DATA:
###
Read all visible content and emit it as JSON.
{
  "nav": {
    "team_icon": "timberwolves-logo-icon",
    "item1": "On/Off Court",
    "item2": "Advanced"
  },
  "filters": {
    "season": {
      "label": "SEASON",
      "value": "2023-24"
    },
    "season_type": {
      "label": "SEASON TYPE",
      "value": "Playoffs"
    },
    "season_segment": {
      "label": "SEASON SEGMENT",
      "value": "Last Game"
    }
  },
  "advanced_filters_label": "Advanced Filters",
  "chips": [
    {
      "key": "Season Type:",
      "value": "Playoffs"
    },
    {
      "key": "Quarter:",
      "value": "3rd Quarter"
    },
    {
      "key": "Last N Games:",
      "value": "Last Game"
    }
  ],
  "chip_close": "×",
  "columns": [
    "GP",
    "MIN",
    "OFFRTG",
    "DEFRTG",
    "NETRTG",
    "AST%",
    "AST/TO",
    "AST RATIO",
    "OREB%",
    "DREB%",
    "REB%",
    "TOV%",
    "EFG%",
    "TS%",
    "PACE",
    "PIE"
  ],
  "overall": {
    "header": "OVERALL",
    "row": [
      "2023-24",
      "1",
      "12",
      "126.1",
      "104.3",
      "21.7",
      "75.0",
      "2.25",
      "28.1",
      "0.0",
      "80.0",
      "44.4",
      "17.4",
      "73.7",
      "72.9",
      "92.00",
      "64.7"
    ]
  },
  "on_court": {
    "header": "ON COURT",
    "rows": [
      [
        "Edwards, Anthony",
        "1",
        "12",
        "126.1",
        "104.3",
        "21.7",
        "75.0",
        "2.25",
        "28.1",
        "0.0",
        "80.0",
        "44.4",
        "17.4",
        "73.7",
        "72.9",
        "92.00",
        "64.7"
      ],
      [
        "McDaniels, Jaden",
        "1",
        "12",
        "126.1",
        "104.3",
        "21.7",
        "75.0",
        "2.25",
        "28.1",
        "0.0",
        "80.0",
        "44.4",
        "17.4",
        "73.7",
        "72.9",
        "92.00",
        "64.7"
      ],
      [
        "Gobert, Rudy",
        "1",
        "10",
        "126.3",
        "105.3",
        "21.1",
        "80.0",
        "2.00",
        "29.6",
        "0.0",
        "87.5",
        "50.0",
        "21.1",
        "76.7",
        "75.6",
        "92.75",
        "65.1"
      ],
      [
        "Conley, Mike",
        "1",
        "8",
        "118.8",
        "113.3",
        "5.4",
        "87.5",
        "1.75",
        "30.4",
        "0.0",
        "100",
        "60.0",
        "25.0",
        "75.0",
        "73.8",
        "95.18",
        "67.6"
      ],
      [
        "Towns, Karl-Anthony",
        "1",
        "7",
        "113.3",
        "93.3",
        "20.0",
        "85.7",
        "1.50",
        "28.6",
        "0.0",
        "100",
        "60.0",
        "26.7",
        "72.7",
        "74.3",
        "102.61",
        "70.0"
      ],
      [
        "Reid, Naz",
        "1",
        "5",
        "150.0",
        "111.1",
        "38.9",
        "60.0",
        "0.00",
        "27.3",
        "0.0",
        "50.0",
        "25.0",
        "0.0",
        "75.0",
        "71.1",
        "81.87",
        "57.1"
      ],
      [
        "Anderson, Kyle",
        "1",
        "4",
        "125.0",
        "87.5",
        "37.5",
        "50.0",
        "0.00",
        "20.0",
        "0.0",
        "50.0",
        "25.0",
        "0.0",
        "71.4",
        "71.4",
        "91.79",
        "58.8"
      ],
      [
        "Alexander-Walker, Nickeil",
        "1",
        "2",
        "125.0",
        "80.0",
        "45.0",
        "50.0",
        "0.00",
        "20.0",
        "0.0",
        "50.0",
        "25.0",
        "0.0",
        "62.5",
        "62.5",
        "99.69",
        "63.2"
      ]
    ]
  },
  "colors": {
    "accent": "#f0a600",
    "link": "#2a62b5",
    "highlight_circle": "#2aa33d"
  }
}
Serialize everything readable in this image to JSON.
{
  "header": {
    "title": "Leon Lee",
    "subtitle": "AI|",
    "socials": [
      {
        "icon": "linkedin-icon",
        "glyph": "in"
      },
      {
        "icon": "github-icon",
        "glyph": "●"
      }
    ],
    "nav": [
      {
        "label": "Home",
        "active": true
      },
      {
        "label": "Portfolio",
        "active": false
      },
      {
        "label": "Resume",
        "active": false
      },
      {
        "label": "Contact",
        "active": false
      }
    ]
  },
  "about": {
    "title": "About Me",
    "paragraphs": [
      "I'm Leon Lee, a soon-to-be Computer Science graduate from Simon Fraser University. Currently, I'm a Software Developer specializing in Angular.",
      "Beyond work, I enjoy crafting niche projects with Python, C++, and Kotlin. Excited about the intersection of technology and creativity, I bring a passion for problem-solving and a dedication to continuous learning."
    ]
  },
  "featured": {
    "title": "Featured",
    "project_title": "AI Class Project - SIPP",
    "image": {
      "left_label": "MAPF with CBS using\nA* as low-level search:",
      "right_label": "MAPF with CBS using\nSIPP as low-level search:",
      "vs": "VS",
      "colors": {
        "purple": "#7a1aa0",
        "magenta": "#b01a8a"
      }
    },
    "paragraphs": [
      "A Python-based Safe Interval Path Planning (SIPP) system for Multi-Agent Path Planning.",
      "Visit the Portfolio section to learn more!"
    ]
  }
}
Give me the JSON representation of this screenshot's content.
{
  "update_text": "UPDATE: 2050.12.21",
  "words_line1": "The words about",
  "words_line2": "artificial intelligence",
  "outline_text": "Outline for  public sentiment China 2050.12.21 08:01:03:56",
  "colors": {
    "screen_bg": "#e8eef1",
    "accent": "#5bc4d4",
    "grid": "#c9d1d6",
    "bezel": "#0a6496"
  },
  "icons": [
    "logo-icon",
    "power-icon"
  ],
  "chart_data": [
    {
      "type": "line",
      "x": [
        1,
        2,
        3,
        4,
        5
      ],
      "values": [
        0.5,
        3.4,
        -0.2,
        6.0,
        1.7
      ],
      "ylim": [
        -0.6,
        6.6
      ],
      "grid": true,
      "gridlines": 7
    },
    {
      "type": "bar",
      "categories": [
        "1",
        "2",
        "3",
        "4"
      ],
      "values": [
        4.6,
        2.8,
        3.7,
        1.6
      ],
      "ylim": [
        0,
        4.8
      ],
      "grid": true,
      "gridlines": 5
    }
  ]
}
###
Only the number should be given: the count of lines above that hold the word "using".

2